Image photographed by: @Carlosavilagonzalez.

Greetings from the Bay Area. We are now in our sixth week of sheltering in place. 

We are living in a new reality. The struggle to adjust to this very unfamiliar situation is tiring. We need to find ways to put our minds, hearts, and souls at ease. Even just for a few hours. We don’t understand the toll this is taking. My husband flops down on the couch asking “Why am I so tired?” Why, indeed.

This new state of affairs is hard! I am finding it hard to fully ease up. I keep looking for a new article or a new point of view. I keep wanting things to be different. I feel as if I am in a horror movie where the adversary is invisible. The adversary will attack, will dig into my body, and perhaps kill me, but I don’t know when, where, or how. My unseen enemy is lurking. Even perhaps in the hugs I gratefully share with my son. This feeling of dread is exhausting.

We often don’t rest and restore ourselves because we don’t know how. I wonder if many of us are mildly depressed because we’re tired. We have to be alert. We can’t stop. We don’t value rest.

So how can we sink into savoring the moment? How can we disconnect from our screens and the news to fully connect to the Source of all Life? We each have ways to find our way back to ease and joy. We can ask – what is it for me to rest?
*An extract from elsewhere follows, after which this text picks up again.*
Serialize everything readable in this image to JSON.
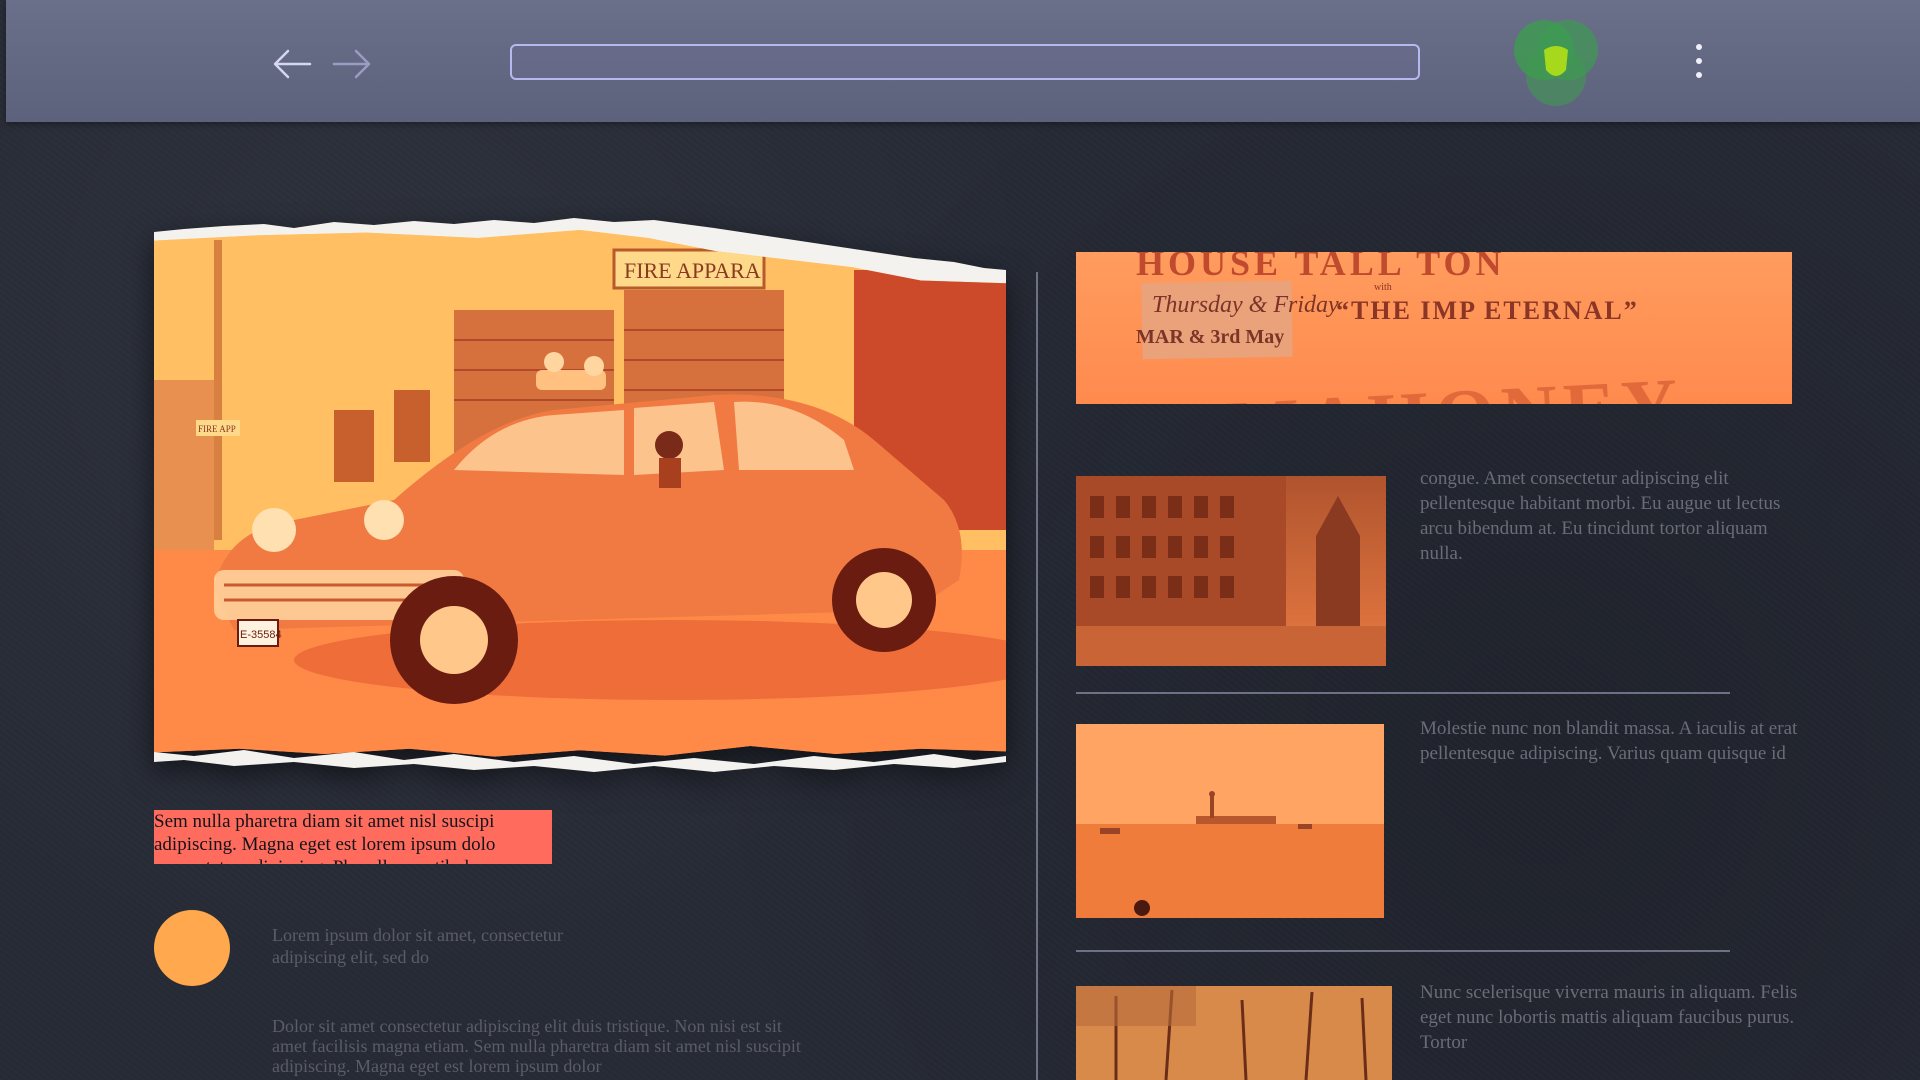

How do I rest? What restores me? 

What do we know about restoring a sense of the sacred to our broken, crazy world? Perhaps a familiar ritual of lighting a candle, blessing the wine or breaking bread consciously – now only with our own household – will help us back into timeless peace.  

We can put our phones down. We can still create time out of time. What renewal can emerge after a few long deep breaths, a quiet neighborhood walk or a long look towards the sky – it’s still there. Can we stop and be deeply grateful? Can we notice this beautiful planet of ours, sky and trees, earth and bodies of water? Can we rest into the blessing that is still offered? We must slow down because this is a marathon, not a sprint. We must rest more deeply than ever. This will take practice. This feeling of unease and fear will probably last for far longer than we think.

May we be aware of the suffering of others, may we not forget those in need. Perhaps this extreme disruption will show us that we can change. We know we need to live very differently so that our planet can support us. Maybe this is the peculiar, unwanted gateway into that new reality.

In Good Health,

Marilyn Paul